In fact, it’s practically the only inference the reader can make—yet I can skate away, and quite accurately claim that I never said DeLong had an unnatural attraction to Krugman. I never even had the intention of making such a claim! How dare you say that I intended to say such a thing! However, if readers infer such a thing on their own, well, that’s their business . . .
See what I mean by “slippery”?
That’s the kind of pernicious, despicable bullshit Krugman pulls on his readers on a regular basis: He throws a rock, then hides his hand. He says the fiscal deficit necessary to finance the Second World War was the best thing that ever happened to the American economy—then has his fluffer, Brad DeLong, get all mock-outraged when someone points out that Krugman seems to be suggesting that a big-ass war would be good for the American economy.
Now, I called Krugman out on his lies about World War II fiscal indebtedness in my post, “Why Paul Krugman Is An Imbecile—or a Fraud” I took apart his “1938 is 2010” post quoted above, showing how Krugman had played fast-and-loose with the data, twisting it very subtly in order to support a conclusion that could not be supported by any other means except deception.
But then, in my later post, “Why I Despise Krugman”, when I pointed out that Krugman is consistently arguing for war as a means to salvage the U.S. economy, I got an earful from Brad DeLong. (Krugman himself wrote a post in response to me, called “Economics Is Not A Morality Play”—a post of a truly shocking level of arrogance and conceit, not to mention moral torpitude.)
DeLong wrote me an e-mail with the lines (I am here quoting verbatim), “Have you no decency, sir? Have you no decency?”
Actually, I do: That’s why I’m pointing out the contradiction in DeLong’s various hissy fits. He threw a hissy fit at me, for correctly inferring that Krugman is calling for war to solve America’s fiscal problems. Then he threw another hissy fit at David Broder, whose sin was that he said explicitly what Krugman is too cowardly to say flat out.
Poor Brad DeLong: The lonely life of a fluffer is filled with such curious contradictions. He has to defend Krugman for advocating war as an economic solution—while castigating Broder for advocating war as an economic solution.

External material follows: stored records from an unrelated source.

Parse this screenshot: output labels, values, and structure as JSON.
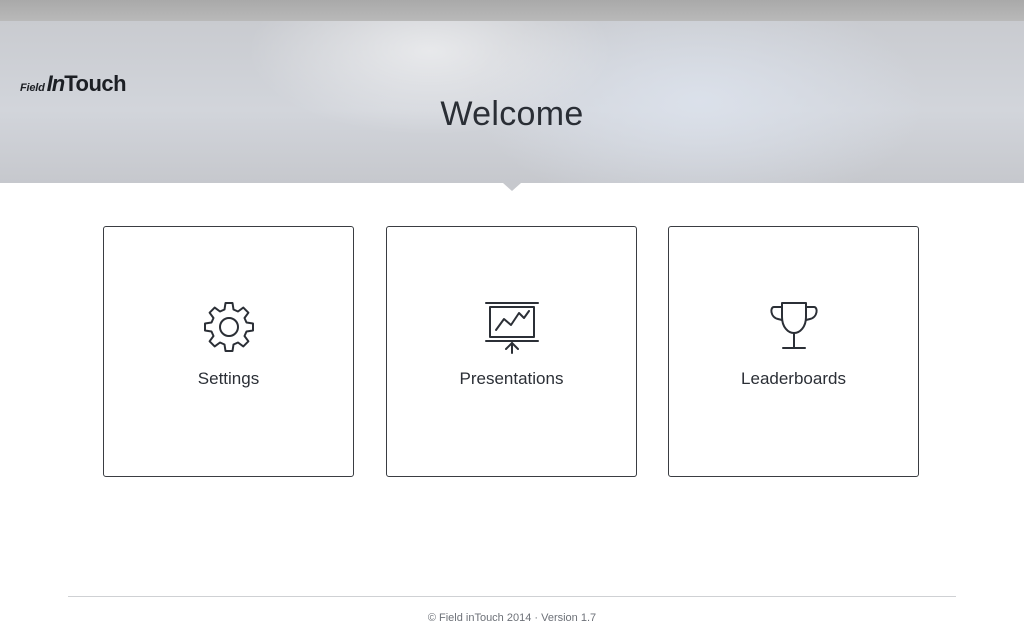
{
  "header": {
    "logo": {
      "field": "Field",
      "in": "In",
      "touch": "Touch"
    },
    "title": "Welcome"
  },
  "tiles": [
    {
      "label": "Settings",
      "icon": "gear-icon"
    },
    {
      "label": "Presentations",
      "icon": "presentation-chart-icon"
    },
    {
      "label": "Leaderboards",
      "icon": "trophy-icon"
    }
  ],
  "footer": {
    "text": "© Field inTouch 2014 · Version 1.7"
  },
  "colors": {
    "text": "#2b2f36",
    "tile_border": "#3a3d42",
    "footer_text": "#6d7178"
  }
}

Poor Brad DeLong: Such is the fate of a man who deliberately decides to be the submissive sidekick to a stronger yet immoral star like Krugman. There’s nothing wrong with being the sidekick—so long as you maintain your integrity. But you can’t maintain your integrity by being the sidekick of a nihilistic liar like Krugman. And the thing is, poor Brad can’t break from Krugman at this point: His entire reputation depends on the K-ster Monster of Princeton Junction. Poor Brad is locked into his fate.
Poor Brad DeLong: It’s actually not much fun for me to mess around with him—because I know that no one will defend him. Krugman certainly won’t. Guys like Krugman use their fluffers to get them hard—but then pretend they can’t help them when they run into trouble, like poor Brad DeLong has now.
Poor Brad DeLong: Sad, sad, sad little fluffer. Pump, pump, pumping away.